To take advantage of this, you need to use the TestSuiteFixtureAttribute at the top of your class.
public class TestSuiteTests
You can then create the test methods you want to be executed in order to test your system. Two important points, they must take a parameter of type Object and return an Object – the rest is up to you. In the first test, I just write out the ToString value to the console, in the second I check to see if the value is between 0 and 5.
public Object MethodUnderTest(object testData)
public Object AnotherMethodUnderTest(object testData)
string testDataString = testData.ToString();
int testExecution = Convert.ToInt32(testDataString[testDataString.Length -1].ToString());
Assert.Between(testExecution, 0, 5);
The final stage is to create the method which will programmatically create all of your tests and test parameters.
The method below is marked with the TestSuiteAttribute so the framework knows this can create tests. Inside the method, we create a new TestSuite object with a name to identify it, we can then add new items into the collection which are then returned to the framework and executed. The parameters to add are:
- Name of test
- Method to call (the test itself) as a TestDelegate object
- Any parameters for the test
public ITestSuite Suite()
TestSuite suite = new TestSuite(“NewSimpleSuite”);
for (int i = 0; i < 10; i++)
suite.Add(“MethodUnderTest” + i, new TestDelegate(this.MethodUnderTest), “Parameter” + i);
suite.Add(“AnotherMethodUnderTest” + i, new TestDelegate(this.AnotherMethodUnderTest), “Parameter” + i);
The above code creates 20 tests, 10 for each test method.
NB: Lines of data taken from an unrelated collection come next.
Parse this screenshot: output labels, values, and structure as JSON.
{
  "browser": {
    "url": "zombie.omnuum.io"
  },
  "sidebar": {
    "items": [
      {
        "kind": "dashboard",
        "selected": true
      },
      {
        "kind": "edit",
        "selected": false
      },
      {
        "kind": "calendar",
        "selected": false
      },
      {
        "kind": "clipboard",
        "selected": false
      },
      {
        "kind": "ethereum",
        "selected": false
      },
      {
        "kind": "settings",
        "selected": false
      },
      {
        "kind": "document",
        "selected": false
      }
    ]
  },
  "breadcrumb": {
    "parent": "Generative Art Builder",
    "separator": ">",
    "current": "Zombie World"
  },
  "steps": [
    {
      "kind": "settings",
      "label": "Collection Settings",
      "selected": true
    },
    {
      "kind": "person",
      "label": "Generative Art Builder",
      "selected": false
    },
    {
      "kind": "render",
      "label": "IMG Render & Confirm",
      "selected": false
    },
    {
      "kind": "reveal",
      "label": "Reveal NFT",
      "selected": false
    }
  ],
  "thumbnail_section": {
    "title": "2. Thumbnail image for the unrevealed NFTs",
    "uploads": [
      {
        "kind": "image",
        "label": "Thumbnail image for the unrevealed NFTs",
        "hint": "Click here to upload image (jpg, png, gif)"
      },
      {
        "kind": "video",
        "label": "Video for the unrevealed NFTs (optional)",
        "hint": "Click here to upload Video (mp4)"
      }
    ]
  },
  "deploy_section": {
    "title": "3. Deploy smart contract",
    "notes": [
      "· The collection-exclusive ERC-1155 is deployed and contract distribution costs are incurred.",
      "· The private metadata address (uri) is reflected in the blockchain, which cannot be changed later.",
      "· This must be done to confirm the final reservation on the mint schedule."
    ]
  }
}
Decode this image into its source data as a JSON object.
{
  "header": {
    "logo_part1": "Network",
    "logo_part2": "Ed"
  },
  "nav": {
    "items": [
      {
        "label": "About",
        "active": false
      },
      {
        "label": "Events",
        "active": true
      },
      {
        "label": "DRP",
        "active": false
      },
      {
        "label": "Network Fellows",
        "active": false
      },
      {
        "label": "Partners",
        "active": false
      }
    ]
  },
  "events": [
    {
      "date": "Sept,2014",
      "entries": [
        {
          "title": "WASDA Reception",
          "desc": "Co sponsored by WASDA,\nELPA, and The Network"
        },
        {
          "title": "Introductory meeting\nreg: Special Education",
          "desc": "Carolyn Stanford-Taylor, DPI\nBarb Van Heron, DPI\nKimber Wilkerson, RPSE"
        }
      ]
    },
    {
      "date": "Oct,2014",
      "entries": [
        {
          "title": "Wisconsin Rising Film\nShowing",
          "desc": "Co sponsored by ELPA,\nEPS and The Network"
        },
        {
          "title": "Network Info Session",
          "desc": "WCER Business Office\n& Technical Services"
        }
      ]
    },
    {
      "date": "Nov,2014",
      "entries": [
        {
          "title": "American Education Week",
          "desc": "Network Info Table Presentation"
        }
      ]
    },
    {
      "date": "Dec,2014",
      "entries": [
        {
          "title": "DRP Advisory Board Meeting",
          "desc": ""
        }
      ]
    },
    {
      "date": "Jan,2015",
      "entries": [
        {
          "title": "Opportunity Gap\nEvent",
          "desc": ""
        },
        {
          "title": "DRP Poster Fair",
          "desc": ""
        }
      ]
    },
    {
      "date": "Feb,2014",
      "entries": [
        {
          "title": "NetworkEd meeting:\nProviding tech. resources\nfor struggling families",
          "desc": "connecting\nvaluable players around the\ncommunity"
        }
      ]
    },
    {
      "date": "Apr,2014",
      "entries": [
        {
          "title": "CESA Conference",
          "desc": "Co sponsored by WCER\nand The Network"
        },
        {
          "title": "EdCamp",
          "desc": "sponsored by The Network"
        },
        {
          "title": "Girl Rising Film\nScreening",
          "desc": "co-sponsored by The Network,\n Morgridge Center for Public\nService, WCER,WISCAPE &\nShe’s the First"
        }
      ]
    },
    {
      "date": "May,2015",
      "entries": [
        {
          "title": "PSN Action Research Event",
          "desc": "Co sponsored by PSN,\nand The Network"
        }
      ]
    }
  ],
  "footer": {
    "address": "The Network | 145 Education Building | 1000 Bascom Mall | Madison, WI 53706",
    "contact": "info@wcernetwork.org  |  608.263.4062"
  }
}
In the UI, the tests are all loaded correctly, as you can see each one is named correctly based on our code.
Very powerful attribute! But use the power wisely…
Download code sample here – http://blog.benhall.me.uk/Code/MbUnit/TestSuiteTests.cs.txt